Action item » Each line of the data below holding the word "Information" must be copied.

Recorded data
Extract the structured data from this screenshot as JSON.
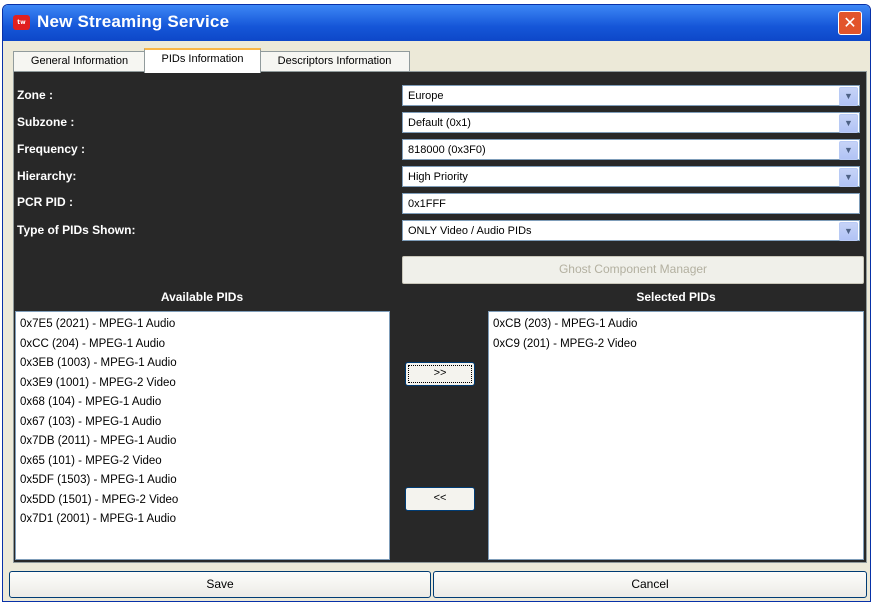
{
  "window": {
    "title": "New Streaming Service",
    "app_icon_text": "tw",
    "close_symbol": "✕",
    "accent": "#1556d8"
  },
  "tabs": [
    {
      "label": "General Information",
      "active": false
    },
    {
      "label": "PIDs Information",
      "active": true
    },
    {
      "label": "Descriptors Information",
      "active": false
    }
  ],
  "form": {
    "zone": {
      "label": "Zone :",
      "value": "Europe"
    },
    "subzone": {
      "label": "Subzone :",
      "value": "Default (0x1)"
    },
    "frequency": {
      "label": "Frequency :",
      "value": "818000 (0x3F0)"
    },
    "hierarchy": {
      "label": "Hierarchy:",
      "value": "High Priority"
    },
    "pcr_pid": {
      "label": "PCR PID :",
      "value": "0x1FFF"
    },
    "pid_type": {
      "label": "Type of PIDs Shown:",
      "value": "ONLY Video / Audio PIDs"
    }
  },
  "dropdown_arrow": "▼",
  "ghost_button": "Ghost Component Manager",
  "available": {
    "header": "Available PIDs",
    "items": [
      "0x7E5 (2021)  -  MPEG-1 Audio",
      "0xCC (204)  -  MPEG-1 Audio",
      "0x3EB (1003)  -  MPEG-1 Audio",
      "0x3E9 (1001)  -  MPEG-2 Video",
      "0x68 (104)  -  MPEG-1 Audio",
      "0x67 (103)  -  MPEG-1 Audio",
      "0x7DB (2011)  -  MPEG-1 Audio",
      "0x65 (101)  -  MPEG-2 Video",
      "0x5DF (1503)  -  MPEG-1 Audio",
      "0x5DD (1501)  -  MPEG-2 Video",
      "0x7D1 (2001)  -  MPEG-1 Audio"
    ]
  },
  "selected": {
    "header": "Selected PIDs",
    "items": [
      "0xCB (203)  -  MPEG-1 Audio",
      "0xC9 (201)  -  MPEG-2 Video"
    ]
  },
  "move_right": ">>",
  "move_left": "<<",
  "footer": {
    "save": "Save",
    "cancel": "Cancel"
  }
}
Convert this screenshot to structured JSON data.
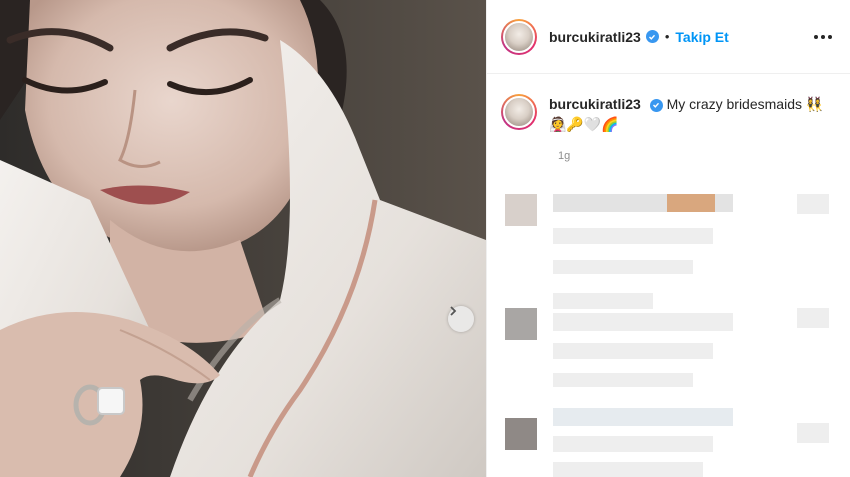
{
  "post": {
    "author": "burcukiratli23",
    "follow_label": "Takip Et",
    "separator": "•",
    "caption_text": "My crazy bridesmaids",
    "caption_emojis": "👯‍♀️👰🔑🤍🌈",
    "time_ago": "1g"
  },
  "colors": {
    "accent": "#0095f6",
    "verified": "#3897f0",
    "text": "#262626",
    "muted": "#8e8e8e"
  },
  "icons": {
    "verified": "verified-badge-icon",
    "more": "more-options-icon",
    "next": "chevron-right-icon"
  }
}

Exercise response »
      "label": "General Information",
      "label": "PIDs Information",
      "label": "Descriptors Information",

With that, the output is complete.